The radiographic assessment was made with magnification 1:1 using the digital panoramic radiographic technique immediately after the primary procedure and 3 months postoperatively, and was repeated immediately after the implant placement and at 3and 6 months. Linear radio densitometric analysis of the digital images were performed using Digora software (Digora for windows v 1.51 Soredex-Finndent, Finland) by automatically calculating the mean grey shade values on two lines mesial and distal to the implant, extending under the lifted maxillary sinus from fixed reference points drawn directly on the images. The mean density of pixels within the area was recorded.
Data were presented as means and standard deviation (SD) values. Paired t -tests were used to compare mean bone density at the mesial and distal sides of the implants. This comparison yielded non-significant difference between the two sides, so the mean of both sides was used for the comparisons. One-way ANOVA was used to compare the groups. Tukey’s post hoc test was used for pair-wise comparison between the means when the ANOVA test was significant. Repeated ANOVA measures were used to study the changes by time within each group. The significance level was set at p ≤ 0.05. Statistical analysis was performed with SPSS 16.0 (Statistical Package for Scientific Studies, SPSS Inc., Chicago, IL, USA) for Windows.
Only 5 of the 15 patients showed a small membrane perforation that was managed by folding the sinus membrane on itself in the process of sinus membrane elevation and by placement of an absorbable collagen membrane under the perforated sinus membrane. No postoperative complications occurred in any of the patients at the host site. Normal wound healing was observed after both the first and the second operations.
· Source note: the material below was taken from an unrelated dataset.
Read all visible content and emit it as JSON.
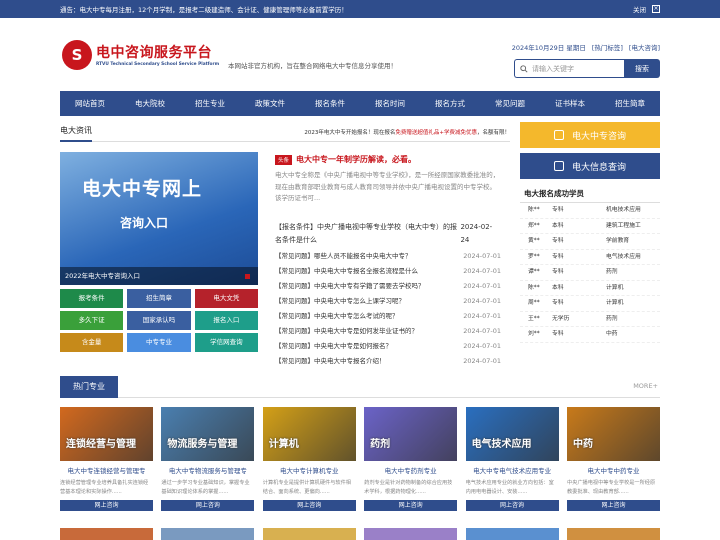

The implants were exposed at 6 months post-implantation and were loaded. All implants gave a definitive clear audible ring on percussion. No mobility was detected clinically prior to the final seating of the porcelain prosthesis. All hard and soft tissues surrounding the prosthesis demonstrated excellent tissue health.
Radiographic results (bone density)
In Group I, there was a statistically significant decrease in mean bone density 3 months post-grafting. This was followed by a statistically significant increase in mean bone density immediately post-implantation. A statistically significant decrease occurred in 3 months post-implantation. A further statistically significant decrease occurred in 6 months post-implantation. Comparing the bone density at 6 months post-implantation with the immediate post-surgical measurement, there was a statistically significant decrease in mean bone density ( Fig. 2 , Table 1 ).
|Group I||Group IIA||Group IIB|
|3 months post-grafting||144.5||35.5||151.5||37.8||159.2||17||0.856|
|Immediate post-implantation||170.4 a||22.3||129.4 b||34.1||148.4 b||18.3||0.046 *|
|3 months post-implantation||157.3 a||10.1||137.9 b||18.7||133.6 b||11.4||0.022 *|
|6 months post-implantation||139.8 b||20.2||136.7 b||18.4||155.8 a||11.5||0.041 *|
|P -value||0.004 *||<0.001 *||<0.001 *|